BEGIN Records for processing

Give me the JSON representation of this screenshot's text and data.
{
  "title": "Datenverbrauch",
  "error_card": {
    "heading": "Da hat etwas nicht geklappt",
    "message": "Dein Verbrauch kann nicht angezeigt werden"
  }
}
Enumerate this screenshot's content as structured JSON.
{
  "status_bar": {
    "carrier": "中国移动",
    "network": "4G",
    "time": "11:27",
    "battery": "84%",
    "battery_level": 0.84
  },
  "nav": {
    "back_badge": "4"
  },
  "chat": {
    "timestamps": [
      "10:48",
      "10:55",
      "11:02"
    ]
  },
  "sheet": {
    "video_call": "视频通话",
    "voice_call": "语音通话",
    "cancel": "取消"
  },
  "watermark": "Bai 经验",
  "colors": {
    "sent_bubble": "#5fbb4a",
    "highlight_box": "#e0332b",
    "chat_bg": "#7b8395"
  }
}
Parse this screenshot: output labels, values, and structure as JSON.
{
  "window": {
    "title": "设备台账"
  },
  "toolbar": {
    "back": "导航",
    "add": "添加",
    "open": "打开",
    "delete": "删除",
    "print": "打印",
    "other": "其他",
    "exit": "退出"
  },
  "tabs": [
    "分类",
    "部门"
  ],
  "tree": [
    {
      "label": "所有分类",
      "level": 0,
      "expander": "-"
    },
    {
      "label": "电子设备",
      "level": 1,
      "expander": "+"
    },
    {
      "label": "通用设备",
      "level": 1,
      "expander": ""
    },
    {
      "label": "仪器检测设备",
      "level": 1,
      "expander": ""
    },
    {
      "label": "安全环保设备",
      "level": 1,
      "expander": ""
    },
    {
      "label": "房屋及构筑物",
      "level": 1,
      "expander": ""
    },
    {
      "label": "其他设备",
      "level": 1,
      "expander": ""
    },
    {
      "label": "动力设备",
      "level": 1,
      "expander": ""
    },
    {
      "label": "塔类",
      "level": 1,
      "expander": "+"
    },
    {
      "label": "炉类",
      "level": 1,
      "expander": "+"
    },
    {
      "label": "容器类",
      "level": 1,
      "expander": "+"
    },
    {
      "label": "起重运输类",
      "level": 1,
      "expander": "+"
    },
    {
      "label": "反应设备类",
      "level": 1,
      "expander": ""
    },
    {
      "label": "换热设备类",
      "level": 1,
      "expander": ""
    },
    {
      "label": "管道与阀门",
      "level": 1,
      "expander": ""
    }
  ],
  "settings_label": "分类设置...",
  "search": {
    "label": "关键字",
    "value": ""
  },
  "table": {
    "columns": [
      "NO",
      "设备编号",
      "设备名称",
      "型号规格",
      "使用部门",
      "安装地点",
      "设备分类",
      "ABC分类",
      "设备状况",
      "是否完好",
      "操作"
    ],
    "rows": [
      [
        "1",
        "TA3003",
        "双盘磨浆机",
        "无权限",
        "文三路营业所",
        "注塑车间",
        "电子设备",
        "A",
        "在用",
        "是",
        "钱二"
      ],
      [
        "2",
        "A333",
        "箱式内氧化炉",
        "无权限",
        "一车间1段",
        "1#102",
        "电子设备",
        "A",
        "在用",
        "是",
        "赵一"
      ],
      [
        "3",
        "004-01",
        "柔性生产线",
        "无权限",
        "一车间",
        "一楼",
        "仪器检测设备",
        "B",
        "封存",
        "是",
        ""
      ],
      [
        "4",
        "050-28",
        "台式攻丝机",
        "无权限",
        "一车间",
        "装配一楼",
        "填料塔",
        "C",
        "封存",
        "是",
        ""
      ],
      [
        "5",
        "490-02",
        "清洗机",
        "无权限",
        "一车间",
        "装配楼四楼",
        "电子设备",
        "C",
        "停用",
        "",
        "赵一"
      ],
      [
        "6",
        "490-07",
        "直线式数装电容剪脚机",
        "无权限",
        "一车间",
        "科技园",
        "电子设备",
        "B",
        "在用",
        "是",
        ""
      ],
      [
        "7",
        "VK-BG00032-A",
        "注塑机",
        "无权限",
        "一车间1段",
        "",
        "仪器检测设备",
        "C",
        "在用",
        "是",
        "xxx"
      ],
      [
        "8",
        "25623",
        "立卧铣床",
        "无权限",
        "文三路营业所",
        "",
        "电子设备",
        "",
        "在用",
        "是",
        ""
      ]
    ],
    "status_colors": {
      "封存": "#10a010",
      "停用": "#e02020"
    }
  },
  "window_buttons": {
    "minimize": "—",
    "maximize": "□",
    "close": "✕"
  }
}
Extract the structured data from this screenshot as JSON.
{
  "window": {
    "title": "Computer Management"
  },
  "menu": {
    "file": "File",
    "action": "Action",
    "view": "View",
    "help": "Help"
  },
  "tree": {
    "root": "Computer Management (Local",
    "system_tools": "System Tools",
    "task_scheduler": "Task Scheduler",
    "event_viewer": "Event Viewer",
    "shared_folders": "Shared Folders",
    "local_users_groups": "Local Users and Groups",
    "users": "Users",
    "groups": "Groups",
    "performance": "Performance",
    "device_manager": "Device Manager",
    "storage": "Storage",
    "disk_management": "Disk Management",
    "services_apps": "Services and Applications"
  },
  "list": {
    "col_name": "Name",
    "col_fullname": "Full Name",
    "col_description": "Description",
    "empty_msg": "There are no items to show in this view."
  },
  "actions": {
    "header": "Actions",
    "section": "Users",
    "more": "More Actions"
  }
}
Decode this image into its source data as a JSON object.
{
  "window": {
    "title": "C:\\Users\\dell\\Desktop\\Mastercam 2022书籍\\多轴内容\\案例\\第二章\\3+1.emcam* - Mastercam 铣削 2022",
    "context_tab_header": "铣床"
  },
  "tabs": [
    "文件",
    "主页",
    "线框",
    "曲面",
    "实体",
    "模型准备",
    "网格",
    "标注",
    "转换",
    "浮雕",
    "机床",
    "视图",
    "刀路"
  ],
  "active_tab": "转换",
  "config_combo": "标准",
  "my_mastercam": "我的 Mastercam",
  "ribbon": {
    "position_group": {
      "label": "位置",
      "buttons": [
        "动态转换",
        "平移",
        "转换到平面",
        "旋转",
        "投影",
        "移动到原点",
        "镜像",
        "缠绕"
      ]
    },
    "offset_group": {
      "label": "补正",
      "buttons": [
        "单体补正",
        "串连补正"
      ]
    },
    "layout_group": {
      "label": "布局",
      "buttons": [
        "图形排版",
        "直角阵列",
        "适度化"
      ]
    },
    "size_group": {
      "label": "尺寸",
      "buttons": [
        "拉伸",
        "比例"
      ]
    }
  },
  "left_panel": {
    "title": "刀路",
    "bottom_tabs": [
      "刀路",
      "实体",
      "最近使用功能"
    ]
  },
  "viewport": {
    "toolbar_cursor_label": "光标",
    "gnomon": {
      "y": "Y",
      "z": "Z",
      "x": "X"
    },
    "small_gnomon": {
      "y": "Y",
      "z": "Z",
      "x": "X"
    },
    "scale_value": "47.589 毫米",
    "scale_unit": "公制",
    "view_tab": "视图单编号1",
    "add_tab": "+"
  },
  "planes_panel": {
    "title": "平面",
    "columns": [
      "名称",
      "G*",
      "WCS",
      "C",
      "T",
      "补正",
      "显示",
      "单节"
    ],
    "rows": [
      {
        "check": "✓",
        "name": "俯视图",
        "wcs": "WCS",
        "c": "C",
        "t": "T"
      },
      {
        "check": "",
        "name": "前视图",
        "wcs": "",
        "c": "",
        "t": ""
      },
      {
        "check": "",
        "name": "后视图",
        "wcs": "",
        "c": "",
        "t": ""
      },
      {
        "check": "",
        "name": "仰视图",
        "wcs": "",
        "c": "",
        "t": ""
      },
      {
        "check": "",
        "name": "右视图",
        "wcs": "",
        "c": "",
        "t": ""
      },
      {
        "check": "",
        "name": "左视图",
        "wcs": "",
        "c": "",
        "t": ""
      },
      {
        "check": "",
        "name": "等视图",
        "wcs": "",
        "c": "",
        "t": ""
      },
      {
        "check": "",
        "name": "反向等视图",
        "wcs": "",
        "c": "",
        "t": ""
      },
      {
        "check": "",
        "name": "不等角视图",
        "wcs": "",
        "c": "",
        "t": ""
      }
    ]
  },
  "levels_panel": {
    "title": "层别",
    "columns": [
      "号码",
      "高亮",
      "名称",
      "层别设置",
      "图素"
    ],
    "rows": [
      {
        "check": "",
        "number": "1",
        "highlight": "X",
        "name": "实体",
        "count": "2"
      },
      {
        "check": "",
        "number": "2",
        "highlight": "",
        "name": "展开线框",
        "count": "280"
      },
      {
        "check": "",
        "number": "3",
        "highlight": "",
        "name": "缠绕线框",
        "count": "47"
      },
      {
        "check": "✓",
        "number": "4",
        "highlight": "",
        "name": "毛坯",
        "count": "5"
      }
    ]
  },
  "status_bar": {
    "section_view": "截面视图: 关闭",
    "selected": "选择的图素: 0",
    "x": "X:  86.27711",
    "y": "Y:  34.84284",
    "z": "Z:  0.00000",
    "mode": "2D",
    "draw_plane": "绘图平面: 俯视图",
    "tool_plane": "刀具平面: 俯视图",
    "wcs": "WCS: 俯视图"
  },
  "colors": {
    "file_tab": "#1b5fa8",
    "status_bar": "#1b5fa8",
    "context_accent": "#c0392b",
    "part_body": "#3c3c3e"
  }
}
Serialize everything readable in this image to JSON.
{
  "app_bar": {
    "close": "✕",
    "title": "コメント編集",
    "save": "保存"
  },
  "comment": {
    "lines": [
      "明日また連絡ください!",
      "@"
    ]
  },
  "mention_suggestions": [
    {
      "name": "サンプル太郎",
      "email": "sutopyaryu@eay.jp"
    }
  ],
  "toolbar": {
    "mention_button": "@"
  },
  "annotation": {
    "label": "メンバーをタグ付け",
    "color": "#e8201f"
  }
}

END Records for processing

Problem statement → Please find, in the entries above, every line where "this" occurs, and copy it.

Response box →
Give me the JSON representation of this screenshot's text and data.
Enumerate this screenshot's content as structured JSON.
Parse this screenshot: output labels, values, and structure as JSON.
Extract the structured data from this screenshot as JSON.
    "empty_msg": "There are no items to show in this view."
Decode this image into its source data as a JSON object.
Serialize everything readable in this image to JSON.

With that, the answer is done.